By Adrian Croft and Justyna Pawlak
BRUSSELS (Reuters) - The death of hundreds of African migrants in a shipwreck off Sicily has led to anguished calls for Europe-wide action to tackle mass migration, but divisions among EU states mean the bloc's response is likely to fall short of expectations.
The European Union, under pressure to show it is responding to the disaster off Lampedusa that killed 297 people, many of them women and children, has promised 30 million euros in emergency cash for Italy and proposed expanding search and rescue patrols across the vast southern Mediterranean.
But history shows the 28-nation bloc has found it next to impossible to construct an effective strategy to deal with mass migration to Europe, mainly from sub-Saharan Africa.
"Tragedies like this one in Lampedusa occur every year in the Mediterranean and each time we see similar reactions from the political level of the EU - calls to strengthen solidarity and common action," said Joanna Parkin, a researcher at the Center for European Policy Studies, a thinktank in Brussels.
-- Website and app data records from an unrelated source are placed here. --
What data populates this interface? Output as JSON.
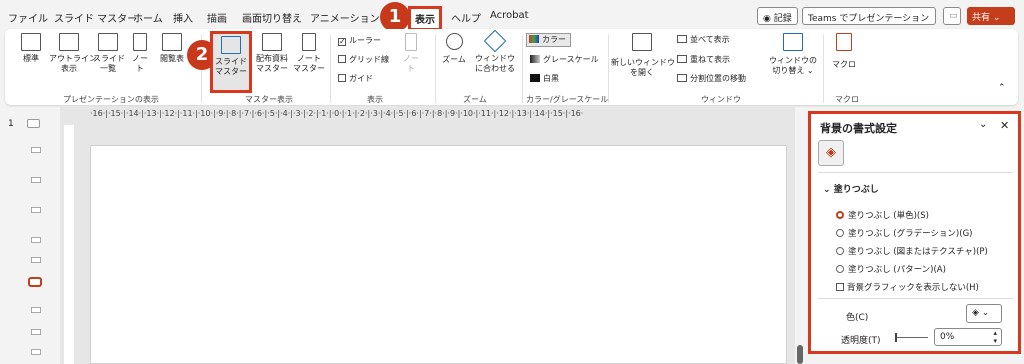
{
  "tabs": [
    "ファイル",
    "スライド マスター",
    "ホーム",
    "挿入",
    "描画",
    "画面切り替え",
    "アニメーション",
    "表示",
    "ヘルプ",
    "Acrobat"
  ],
  "active_tab": "表示",
  "right_buttons": {
    "record": "◉ 記録",
    "teams": "Teams でプレゼンテーション",
    "share": "共有"
  },
  "step_badges": [
    "1",
    "2"
  ],
  "ribbon": {
    "pres_views": {
      "label": "プレゼンテーションの表示",
      "items": [
        "標準",
        "アウトライン\n表示",
        "スライド\n一覧",
        "ノー\nト",
        "閲覧表"
      ]
    },
    "master_views": {
      "label": "マスター表示",
      "items": [
        "スライド\nマスター",
        "配布資料\nマスター",
        "ノート\nマスター"
      ]
    },
    "show": {
      "label": "表示",
      "ruler": "ルーラー",
      "grid": "グリッド線",
      "guide": "ガイド",
      "notes": "ノー\nト"
    },
    "zoom": {
      "label": "ズーム",
      "zoom": "ズーム",
      "fit": "ウィンドウ\nに合わせる"
    },
    "color": {
      "label": "カラー/グレースケール",
      "color": "カラー",
      "gray": "グレースケール",
      "bw": "白黒"
    },
    "window": {
      "label": "ウィンドウ",
      "new": "新しいウィンドウ\nを開く",
      "arrange": "並べて表示",
      "cascade": "重ねて表示",
      "move": "分割位置の移動"
    },
    "switch": "ウィンドウの\n切り替え ⌄",
    "macro": {
      "label": "マクロ",
      "item": "マクロ"
    }
  },
  "ruler_text": "·16·|·15·|·14·|·13·|·12·|·11·|·10·|·9·|·8·|·7·|·6·|·5·|·4·|·3·|·2·|·1·|·0·|·1·|·2·|·3·|·4·|·5·|·6·|·7·|·8·|·9·|·10·|·11·|·12·|·13·|·14·|·15·|·16·",
  "slide_number": "1",
  "panel": {
    "title": "背景の書式設定",
    "section": "塗りつぶし",
    "options": [
      "塗りつぶし (単色)(S)",
      "塗りつぶし (グラデーション)(G)",
      "塗りつぶし (図またはテクスチャ)(P)",
      "塗りつぶし (パターン)(A)"
    ],
    "hide_graphics": "背景グラフィックを表示しない(H)",
    "color_label": "色(C)",
    "transparency_label": "透明度(T)",
    "transparency_value": "0%"
  }
}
"In practice it has always been very difficult to reach agreement on ways forward," she told Reuters.
States on Europe's southern flanks that are bearing the brunt of mass migration - most of those who died off Lampedusa were Eritreans who left from Libya - want other EU countries to share the burden, financially and with resettling migrants.
The frontline countries, including Greece, Malta, Cyprus, Spain and Italy, are the hardest hit by Europe's financial crisis, leaving them with little muscle to combat the problem.
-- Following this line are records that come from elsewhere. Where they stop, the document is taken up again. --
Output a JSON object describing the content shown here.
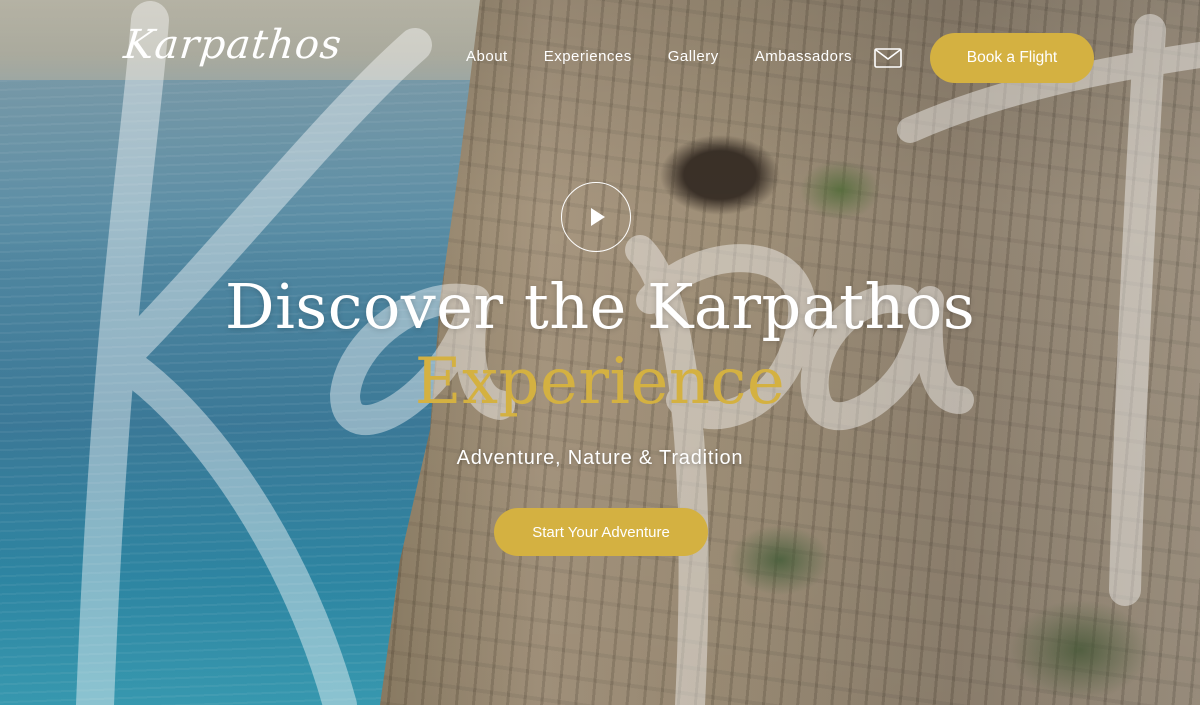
{
  "brand": {
    "logo_text": "Karpathos",
    "accent_color": "#d4b141"
  },
  "nav": {
    "links": [
      "About",
      "Experiences",
      "Gallery",
      "Ambassadors"
    ],
    "mail_icon": "mail-icon",
    "book_label": "Book a Flight"
  },
  "hero": {
    "play_icon": "play-icon",
    "headline_line1": "Discover the Karpathos",
    "headline_line2": "Experience",
    "tagline": "Adventure, Nature & Tradition",
    "cta_label": "Start Your Adventure"
  }
}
But with anti-immigration parties on the rise in Europe, northern European countries are reluctant to take steps that could increase immigration to their countries, or send the message to voters that they are not firm on migration.
In their defense, northern EU countries point to EU statistics showing that northerners - Germany, Sweden and Britain - granted protection to most asylum-seekers in 2012.
In a reflection of the frustration directed at Brussels, European Commission President Jose Manuel Barroso was heckled as he visited Lampedusa to mourn the victims on Wednesday .
"The problem of one of our countries, Italy, must be perceived as a problem for all of us, for all of Europe," Barroso told a news conference.
Italian Prime Minister Enrico Letta, sitting alongside him, said Italy would put migration at the center of its national and European agenda in coming years.
Despite the good intentions of the EU's executive Commission, the problem Barroso will face is winning support from EU member states for concerted EU-wide action.
The EU set up a specialized agency, Frontex, in 2004 to coordinate EU border management but its role is limited.
Frontex currently coordinates patrols off the Italian coast, using boats, planes and helicopters lent by EU member states.
The boats and aircraft take part in search and rescue operations when migrant boats sink, and have helped save 16,000 people this year, Frontex spokesman Michal Parzyszek said.
In response to the Lampedusa tragedy, European Home Affairs Commissioner Cecilia Malmstrom proposed expanding Frontex's role, calling for it to deploy a search-and-rescue operation spanning the Mediterranean from Cyprus to Spain.
EU governments will be asked to stump up cash to finance the operation and will be expected to provide the boats and aircraft required to carry it out. It is unclear how soon it might start operating, even if EU governments were to give the go-ahead.
Elizabeth Collett, director of the thinktank Migration Policy Institute Europe, said Malmstrom's proposal was a short-term solution that did not address the deeper issues.
"In the medium term, they (the European Union) have to find a way to work together more effectively and also work with partners in the Mediterranean," she said.
"(They need to) work with transit and sending countries and find way of deterring people from using the services of smugglers and putting themselves in extreme peril."
(Additional reporting by Steve Scherer; Editing by Luke Baker and Mark Heinrich)